[Dataset items]
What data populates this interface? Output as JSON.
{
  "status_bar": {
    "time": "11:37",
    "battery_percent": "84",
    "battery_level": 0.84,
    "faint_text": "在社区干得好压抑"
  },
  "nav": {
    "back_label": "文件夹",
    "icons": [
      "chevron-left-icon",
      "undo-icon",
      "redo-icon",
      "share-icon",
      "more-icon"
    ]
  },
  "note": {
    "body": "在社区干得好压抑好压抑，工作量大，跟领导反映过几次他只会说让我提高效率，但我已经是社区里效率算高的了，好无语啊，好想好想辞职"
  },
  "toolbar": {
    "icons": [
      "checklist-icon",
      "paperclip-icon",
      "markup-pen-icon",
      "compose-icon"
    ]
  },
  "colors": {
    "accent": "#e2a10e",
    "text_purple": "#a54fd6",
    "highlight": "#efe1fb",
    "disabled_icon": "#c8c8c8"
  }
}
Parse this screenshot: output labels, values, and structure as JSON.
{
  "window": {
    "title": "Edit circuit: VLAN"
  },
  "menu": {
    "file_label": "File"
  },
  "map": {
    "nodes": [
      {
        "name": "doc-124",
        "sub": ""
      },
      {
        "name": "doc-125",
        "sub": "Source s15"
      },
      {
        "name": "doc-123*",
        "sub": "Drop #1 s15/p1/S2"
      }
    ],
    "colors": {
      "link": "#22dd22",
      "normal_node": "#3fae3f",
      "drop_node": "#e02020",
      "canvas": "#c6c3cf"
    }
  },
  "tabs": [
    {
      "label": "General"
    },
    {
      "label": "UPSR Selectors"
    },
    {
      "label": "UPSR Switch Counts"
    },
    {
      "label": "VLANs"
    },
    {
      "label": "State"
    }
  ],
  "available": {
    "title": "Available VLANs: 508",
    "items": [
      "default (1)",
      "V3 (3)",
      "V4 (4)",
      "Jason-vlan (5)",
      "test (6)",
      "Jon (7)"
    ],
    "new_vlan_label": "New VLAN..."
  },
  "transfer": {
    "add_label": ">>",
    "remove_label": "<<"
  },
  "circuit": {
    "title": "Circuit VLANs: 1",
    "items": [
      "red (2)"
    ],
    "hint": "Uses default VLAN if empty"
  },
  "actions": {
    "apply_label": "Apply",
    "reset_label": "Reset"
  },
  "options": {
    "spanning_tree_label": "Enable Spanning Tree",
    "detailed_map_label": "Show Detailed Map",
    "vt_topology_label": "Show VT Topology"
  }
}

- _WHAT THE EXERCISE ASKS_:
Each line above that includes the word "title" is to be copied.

- _RESULT_:
    "title": "Edit circuit: VLAN"
    "title": "Available VLANs: 508",
    "title": "Circuit VLANs: 1",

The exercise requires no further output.